◆ Task item
When you copy the material below, keep every line exact and drop the pictures.

◆ Available data
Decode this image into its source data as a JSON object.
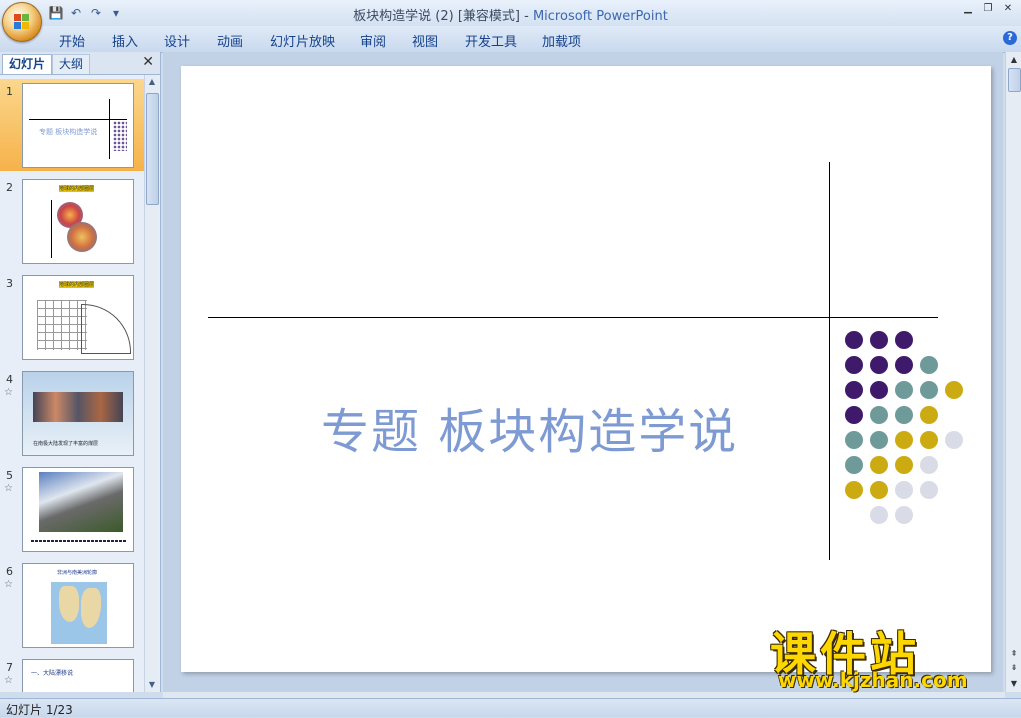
{
  "window": {
    "title_doc": "板块构造学说 (2) [兼容模式] - ",
    "title_app": "Microsoft PowerPoint"
  },
  "ribbon": {
    "tabs": [
      "开始",
      "插入",
      "设计",
      "动画",
      "幻灯片放映",
      "审阅",
      "视图",
      "开发工具",
      "加载项"
    ]
  },
  "left_pane": {
    "tab_slides": "幻灯片",
    "tab_outline": "大纲",
    "thumbnails": [
      {
        "num": "1",
        "star": "",
        "caption": "专题   板块构造学说"
      },
      {
        "num": "2",
        "star": "",
        "caption": "地球的内部圈层"
      },
      {
        "num": "3",
        "star": "",
        "caption": "地球的内部圈层"
      },
      {
        "num": "4",
        "star": "☆",
        "caption": "在南极大陆发现了丰富的煤层"
      },
      {
        "num": "5",
        "star": "☆",
        "caption": ""
      },
      {
        "num": "6",
        "star": "☆",
        "caption": "非洲与南美洲轮廓"
      },
      {
        "num": "7",
        "star": "☆",
        "caption": "一、大陆漂移说"
      }
    ]
  },
  "slide": {
    "title": "专题   板块构造学说",
    "dot_colors": {
      "purple": "#3f1a6b",
      "teal": "#6f9a9a",
      "gold": "#ccab12",
      "light": "#d9dbe6"
    }
  },
  "status": {
    "text": "幻灯片 1/23"
  },
  "watermark": {
    "big": "课件站",
    "url": "www.kjzhan.com"
  }
}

◆ Answer for this exercise
Decode this image into its source data as a JSON object.
{
  "window": {
    "title_doc": "板块构造学说 (2) [兼容模式] - ",
    "title_app": "Microsoft PowerPoint"
  },
  "ribbon": {
    "tabs": [
      "开始",
      "插入",
      "设计",
      "动画",
      "幻灯片放映",
      "审阅",
      "视图",
      "开发工具",
      "加载项"
    ]
  },
  "left_pane": {
    "tab_slides": "幻灯片",
    "tab_outline": "大纲",
    "thumbnails": [
      {
        "num": "1",
        "star": "",
        "caption": "专题   板块构造学说"
      },
      {
        "num": "2",
        "star": "",
        "caption": "地球的内部圈层"
      },
      {
        "num": "3",
        "star": "",
        "caption": "地球的内部圈层"
      },
      {
        "num": "4",
        "star": "☆",
        "caption": "在南极大陆发现了丰富的煤层"
      },
      {
        "num": "5",
        "star": "☆",
        "caption": ""
      },
      {
        "num": "6",
        "star": "☆",
        "caption": "非洲与南美洲轮廓"
      },
      {
        "num": "7",
        "star": "☆",
        "caption": "一、大陆漂移说"
      }
    ]
  },
  "slide": {
    "title": "专题   板块构造学说",
    "dot_colors": {
      "purple": "#3f1a6b",
      "teal": "#6f9a9a",
      "gold": "#ccab12",
      "light": "#d9dbe6"
    }
  },
  "status": {
    "text": "幻灯片 1/23"
  },
  "watermark": {
    "big": "课件站",
    "url": "www.kjzhan.com"
  }
}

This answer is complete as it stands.